AIM OF THE EXERCISE:
Restate the records word for word, omitting nothing.

DATA IN THIS EXERCISE:

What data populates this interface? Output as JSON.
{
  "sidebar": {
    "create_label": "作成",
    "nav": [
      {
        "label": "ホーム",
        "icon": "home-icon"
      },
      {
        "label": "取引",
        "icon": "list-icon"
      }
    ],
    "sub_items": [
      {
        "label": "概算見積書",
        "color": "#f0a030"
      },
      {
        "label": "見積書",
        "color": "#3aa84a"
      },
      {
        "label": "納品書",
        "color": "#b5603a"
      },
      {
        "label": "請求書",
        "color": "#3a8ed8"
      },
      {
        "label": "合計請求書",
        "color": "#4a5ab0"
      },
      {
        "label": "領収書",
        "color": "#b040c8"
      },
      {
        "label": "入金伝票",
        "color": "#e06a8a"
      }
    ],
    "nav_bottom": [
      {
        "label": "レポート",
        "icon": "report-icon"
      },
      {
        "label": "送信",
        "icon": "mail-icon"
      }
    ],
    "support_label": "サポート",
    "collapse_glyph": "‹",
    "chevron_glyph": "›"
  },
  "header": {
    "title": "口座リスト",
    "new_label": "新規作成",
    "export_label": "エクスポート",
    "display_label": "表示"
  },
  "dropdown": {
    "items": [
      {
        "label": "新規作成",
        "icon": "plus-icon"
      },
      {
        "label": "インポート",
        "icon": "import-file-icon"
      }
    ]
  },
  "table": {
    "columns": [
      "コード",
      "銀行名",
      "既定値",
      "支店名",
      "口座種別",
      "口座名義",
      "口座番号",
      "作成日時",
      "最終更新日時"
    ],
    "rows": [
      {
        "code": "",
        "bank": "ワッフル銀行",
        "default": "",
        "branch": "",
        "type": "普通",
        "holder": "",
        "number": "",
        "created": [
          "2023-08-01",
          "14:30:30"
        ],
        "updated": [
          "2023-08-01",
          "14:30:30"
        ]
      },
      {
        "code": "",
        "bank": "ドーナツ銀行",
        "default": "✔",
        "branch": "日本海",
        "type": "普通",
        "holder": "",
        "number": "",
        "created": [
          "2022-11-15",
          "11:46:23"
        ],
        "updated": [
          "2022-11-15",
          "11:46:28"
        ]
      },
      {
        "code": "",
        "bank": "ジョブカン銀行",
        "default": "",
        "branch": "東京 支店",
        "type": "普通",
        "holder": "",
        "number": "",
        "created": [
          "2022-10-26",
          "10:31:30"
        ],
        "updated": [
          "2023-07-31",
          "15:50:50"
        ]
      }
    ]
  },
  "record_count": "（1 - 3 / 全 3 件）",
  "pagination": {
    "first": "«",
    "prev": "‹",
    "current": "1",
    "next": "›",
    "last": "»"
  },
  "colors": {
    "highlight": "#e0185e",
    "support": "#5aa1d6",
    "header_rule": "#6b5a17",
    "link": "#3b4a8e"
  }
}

ANSWER TO THIS TASK:
What data populates this interface? Output as JSON.
{
  "sidebar": {
    "create_label": "作成",
    "nav": [
      {
        "label": "ホーム",
        "icon": "home-icon"
      },
      {
        "label": "取引",
        "icon": "list-icon"
      }
    ],
    "sub_items": [
      {
        "label": "概算見積書",
        "color": "#f0a030"
      },
      {
        "label": "見積書",
        "color": "#3aa84a"
      },
      {
        "label": "納品書",
        "color": "#b5603a"
      },
      {
        "label": "請求書",
        "color": "#3a8ed8"
      },
      {
        "label": "合計請求書",
        "color": "#4a5ab0"
      },
      {
        "label": "領収書",
        "color": "#b040c8"
      },
      {
        "label": "入金伝票",
        "color": "#e06a8a"
      }
    ],
    "nav_bottom": [
      {
        "label": "レポート",
        "icon": "report-icon"
      },
      {
        "label": "送信",
        "icon": "mail-icon"
      }
    ],
    "support_label": "サポート",
    "collapse_glyph": "‹",
    "chevron_glyph": "›"
  },
  "header": {
    "title": "口座リスト",
    "new_label": "新規作成",
    "export_label": "エクスポート",
    "display_label": "表示"
  },
  "dropdown": {
    "items": [
      {
        "label": "新規作成",
        "icon": "plus-icon"
      },
      {
        "label": "インポート",
        "icon": "import-file-icon"
      }
    ]
  },
  "table": {
    "columns": [
      "コード",
      "銀行名",
      "既定値",
      "支店名",
      "口座種別",
      "口座名義",
      "口座番号",
      "作成日時",
      "最終更新日時"
    ],
    "rows": [
      {
        "code": "",
        "bank": "ワッフル銀行",
        "default": "",
        "branch": "",
        "type": "普通",
        "holder": "",
        "number": "",
        "created": [
          "2023-08-01",
          "14:30:30"
        ],
        "updated": [
          "2023-08-01",
          "14:30:30"
        ]
      },
      {
        "code": "",
        "bank": "ドーナツ銀行",
        "default": "✔",
        "branch": "日本海",
        "type": "普通",
        "holder": "",
        "number": "",
        "created": [
          "2022-11-15",
          "11:46:23"
        ],
        "updated": [
          "2022-11-15",
          "11:46:28"
        ]
      },
      {
        "code": "",
        "bank": "ジョブカン銀行",
        "default": "",
        "branch": "東京 支店",
        "type": "普通",
        "holder": "",
        "number": "",
        "created": [
          "2022-10-26",
          "10:31:30"
        ],
        "updated": [
          "2023-07-31",
          "15:50:50"
        ]
      }
    ]
  },
  "record_count": "（1 - 3 / 全 3 件）",
  "pagination": {
    "first": "«",
    "prev": "‹",
    "current": "1",
    "next": "›",
    "last": "»"
  },
  "colors": {
    "highlight": "#e0185e",
    "support": "#5aa1d6",
    "header_rule": "#6b5a17",
    "link": "#3b4a8e"
  }
}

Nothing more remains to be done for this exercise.